----- Data to examine

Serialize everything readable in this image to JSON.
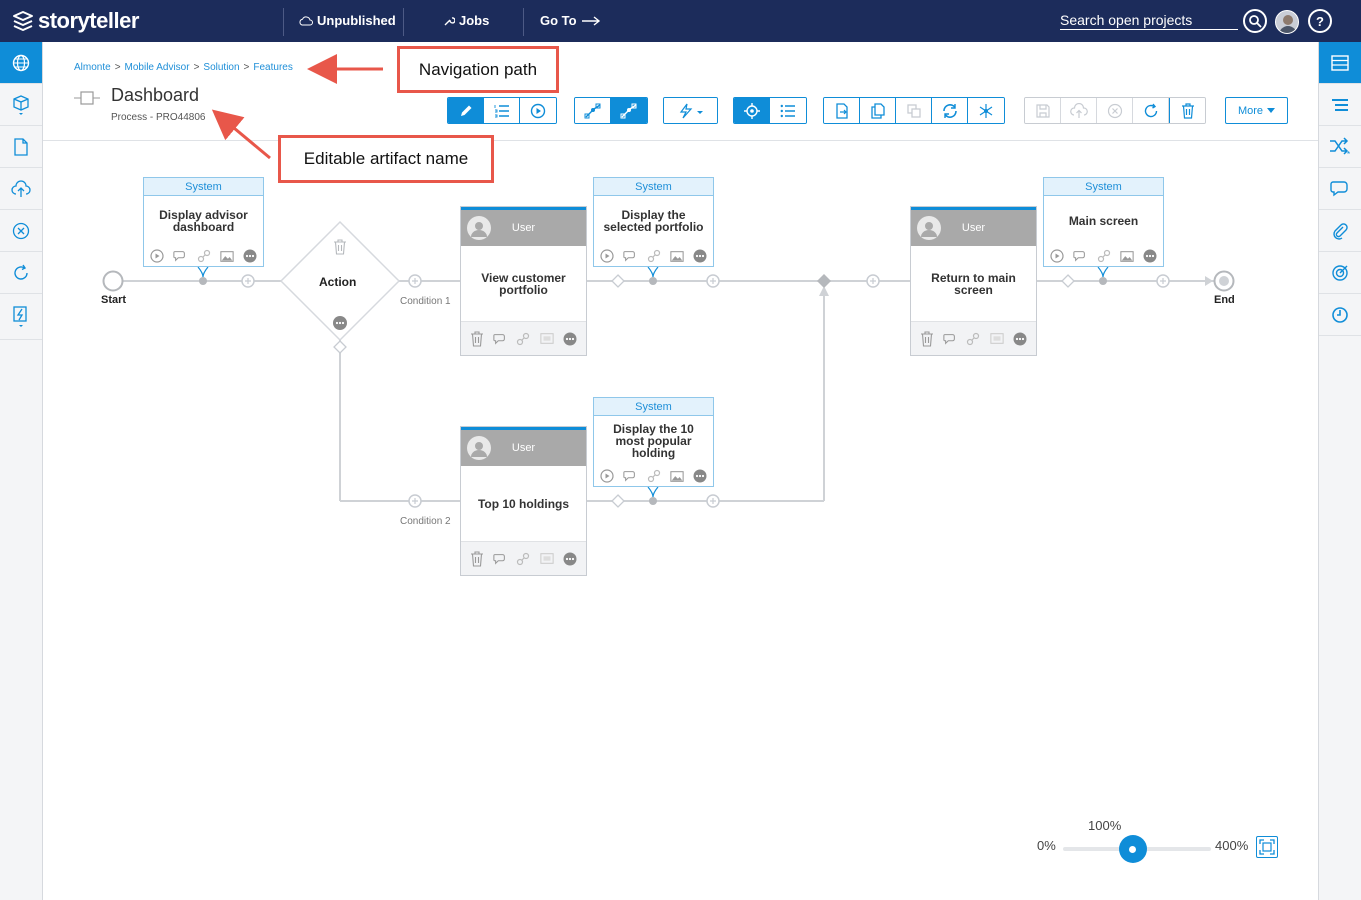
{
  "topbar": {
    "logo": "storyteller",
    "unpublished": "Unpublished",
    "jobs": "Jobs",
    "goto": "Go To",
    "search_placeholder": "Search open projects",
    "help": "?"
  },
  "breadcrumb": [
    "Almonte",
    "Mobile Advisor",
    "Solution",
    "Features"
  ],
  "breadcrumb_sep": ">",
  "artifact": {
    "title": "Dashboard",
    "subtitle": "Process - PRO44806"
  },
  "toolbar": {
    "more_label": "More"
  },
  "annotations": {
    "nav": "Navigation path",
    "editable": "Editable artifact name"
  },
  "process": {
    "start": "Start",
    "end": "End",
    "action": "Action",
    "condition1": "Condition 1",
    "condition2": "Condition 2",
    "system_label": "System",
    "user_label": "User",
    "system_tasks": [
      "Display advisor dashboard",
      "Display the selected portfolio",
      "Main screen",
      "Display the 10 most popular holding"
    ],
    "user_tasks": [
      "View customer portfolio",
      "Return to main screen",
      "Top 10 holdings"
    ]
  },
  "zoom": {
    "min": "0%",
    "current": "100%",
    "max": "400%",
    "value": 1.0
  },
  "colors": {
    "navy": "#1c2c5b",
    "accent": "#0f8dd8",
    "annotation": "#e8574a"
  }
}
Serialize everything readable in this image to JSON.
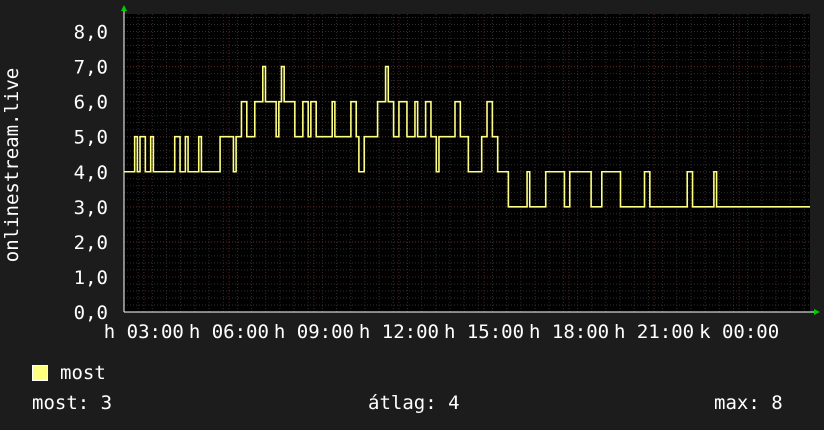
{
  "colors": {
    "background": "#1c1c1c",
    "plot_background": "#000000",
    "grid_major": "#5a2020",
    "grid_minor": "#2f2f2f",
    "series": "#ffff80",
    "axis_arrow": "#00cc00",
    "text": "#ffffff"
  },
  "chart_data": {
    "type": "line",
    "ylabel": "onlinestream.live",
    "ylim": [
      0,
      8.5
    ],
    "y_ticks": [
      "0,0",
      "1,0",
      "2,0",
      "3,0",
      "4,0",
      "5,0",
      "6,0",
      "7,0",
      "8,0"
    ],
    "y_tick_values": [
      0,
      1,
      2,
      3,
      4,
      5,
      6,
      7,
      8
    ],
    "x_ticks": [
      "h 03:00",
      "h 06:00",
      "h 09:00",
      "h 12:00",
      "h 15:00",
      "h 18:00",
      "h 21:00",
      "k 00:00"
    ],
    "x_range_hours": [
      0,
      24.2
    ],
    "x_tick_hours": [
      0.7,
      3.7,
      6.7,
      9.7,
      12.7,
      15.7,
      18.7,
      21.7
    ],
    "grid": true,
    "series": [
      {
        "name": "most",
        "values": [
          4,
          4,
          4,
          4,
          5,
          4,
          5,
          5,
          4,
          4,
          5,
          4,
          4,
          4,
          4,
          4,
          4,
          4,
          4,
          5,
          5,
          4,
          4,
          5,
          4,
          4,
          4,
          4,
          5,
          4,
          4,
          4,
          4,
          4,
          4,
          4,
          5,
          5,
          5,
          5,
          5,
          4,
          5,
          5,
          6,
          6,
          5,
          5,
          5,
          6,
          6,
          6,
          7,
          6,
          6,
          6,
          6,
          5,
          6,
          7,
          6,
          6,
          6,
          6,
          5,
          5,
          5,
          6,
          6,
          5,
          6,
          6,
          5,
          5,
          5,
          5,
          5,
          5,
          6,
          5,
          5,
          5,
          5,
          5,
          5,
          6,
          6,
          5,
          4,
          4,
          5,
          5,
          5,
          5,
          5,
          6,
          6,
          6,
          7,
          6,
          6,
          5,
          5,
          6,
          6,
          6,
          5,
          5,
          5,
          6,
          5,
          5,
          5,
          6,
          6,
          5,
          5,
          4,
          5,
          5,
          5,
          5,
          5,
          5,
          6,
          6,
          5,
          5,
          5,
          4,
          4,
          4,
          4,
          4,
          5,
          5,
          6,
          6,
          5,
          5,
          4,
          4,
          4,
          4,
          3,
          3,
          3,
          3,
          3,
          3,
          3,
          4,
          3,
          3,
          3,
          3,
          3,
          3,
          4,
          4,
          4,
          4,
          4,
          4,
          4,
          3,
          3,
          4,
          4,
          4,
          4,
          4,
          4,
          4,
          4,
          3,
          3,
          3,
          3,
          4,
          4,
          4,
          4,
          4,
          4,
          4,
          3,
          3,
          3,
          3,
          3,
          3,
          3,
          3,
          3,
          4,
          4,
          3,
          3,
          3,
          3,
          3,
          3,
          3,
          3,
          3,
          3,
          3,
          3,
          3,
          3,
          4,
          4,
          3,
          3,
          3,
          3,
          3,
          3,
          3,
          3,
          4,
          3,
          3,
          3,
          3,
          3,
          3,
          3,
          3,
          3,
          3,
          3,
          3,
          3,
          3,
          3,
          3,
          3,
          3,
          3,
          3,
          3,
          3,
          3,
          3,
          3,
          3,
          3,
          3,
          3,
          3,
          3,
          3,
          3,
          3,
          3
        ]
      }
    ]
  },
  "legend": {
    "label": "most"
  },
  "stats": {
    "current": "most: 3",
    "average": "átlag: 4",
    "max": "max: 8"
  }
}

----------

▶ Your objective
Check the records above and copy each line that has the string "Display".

▶ Response area
      "Display advisor dashboard",
      "Display the selected portfolio",
      "Display the 10 most popular holding"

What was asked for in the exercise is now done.